His Name Is Alive
★★★★★ (out of 5 stars)
For an artist as prolific and prodigious as Warren Defever, the relative silence over the past few years of his main group, His Name Is Alive, was a bit perplexing. Since the late ’80s, HNIA has been one of the few (only?) groups in the alternative-underground scene to willfully and gleefully remain disloyal to any particular sound. Defever’s influences take in everything from girl groups and gospel music to acid rock, free jazz, Gullah folk songs and basically any other interesting form of American music made by humans. He explores these ideas in more dedicated fashion in various side projects, but His Name Is Alive is where he takes the best of those ideas, decontextualizes them, and then fuses them back into a wholly unique sound. However, the last couple of HNIA albums explicitly hearken back to the band’s indie-dream pop phase of the early ’90s, making it seem like Defever was content to let His Name Is Alive be a very specific thing for a very specific group of people.
“Being content,” as Tecuciztecatl makes clear, is not really a thing that Warren Defever is familiar with, because on this album, he and the HNIA band go all-in on that most potentially horrifying pop-music conceit: the Rock Opera. Bear in mind, the Rock Opera is different than the Concept Album, in that the latter only requires a theme and perhaps a story; the former needs those, as well as some very specific indicators like on-the-nose lyrics, moments of shameless pomposity, lots of easy-to-grok musical quotations. Basically, Rock Operas are bigger and dumber, while simultaneously being more intricate and complex, but they are a definite musical form, and perfect for a peripatetic songsmith such as Defever.
Starting, as a rock opera must, with an overture, the nine-minute opening salvo of “The Examination” sets the stage with a gradually crescendoing melange of musical motifs (some of which draw from the Infinity People, a psychedelic cult-rock band Defever is part of, while others point toward Queen and Pink Floyd), stage-ready grandiosity and story exposition. (It is a story of twins and evil and hexes, so of course “The Examination” is about an OB/GYN visit before said twins are born.) “Hold on to Your Half” follows on the download we received, reinforcing the lyrical theme. Then “See You in a Minute” out-bombasts Jesus Christ Superstar with a delicate acoustic intro that blossoms into what seems like 10 distinct musical ideas, with a half-dozen vamps and horn stabs dueling with Defever’s super-distorted guitar and Andrea Morici’s medicated vocal harmonies.

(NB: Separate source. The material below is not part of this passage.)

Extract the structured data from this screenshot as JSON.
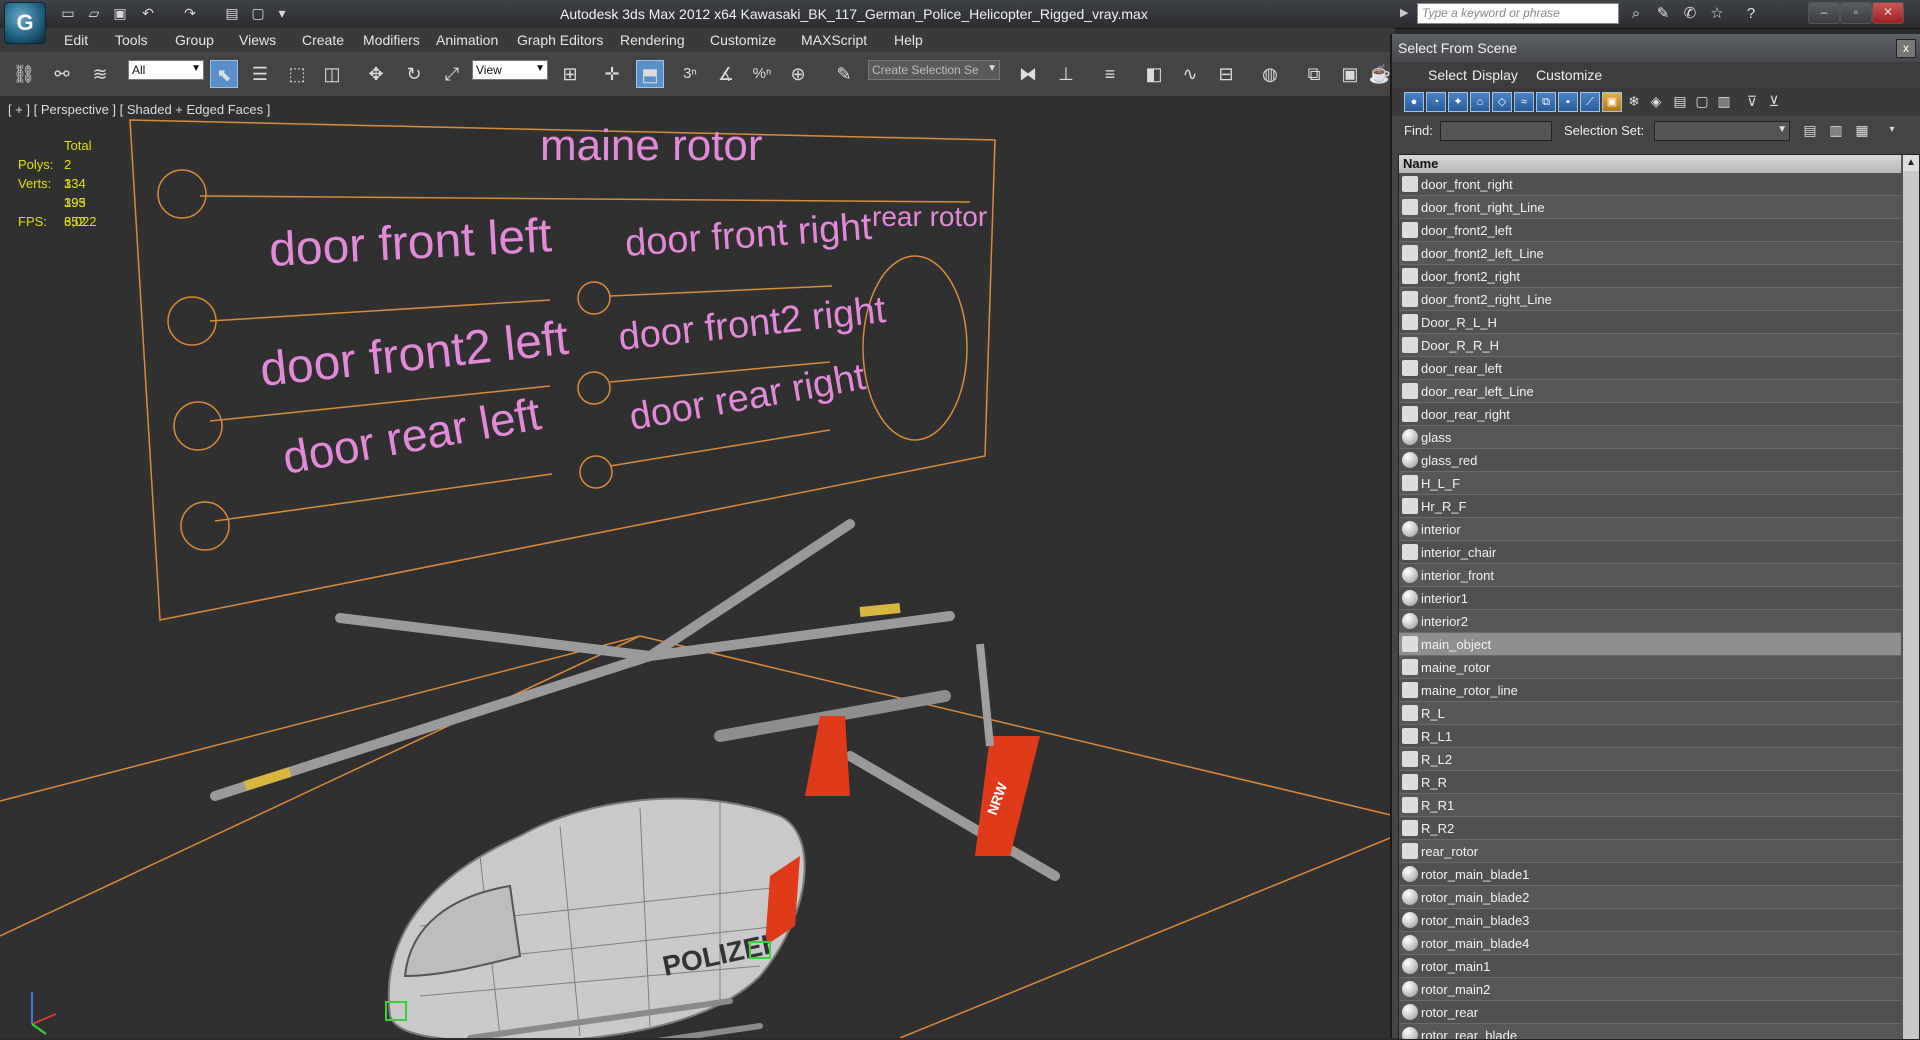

One wouldn’t fault Defever for half-assing the Rock Opera idea for the rest of Tecuciztecatl, as he so clearly has it nailed on these opening tracks, but he not only sticks with it, he expands upon it, growing both the lyrical story and the musical ideas. By the time the gentle, minute-long acoustic serenade of “The Cup” wraps up the album, HNIA has blasted through a half-century’s worth of sounds and a camp-horror storyline that, though heavy with allegory, is richly told. It’s an impressive feat, and one that only someone as weird – and weirdly talented – as Defever could pull off.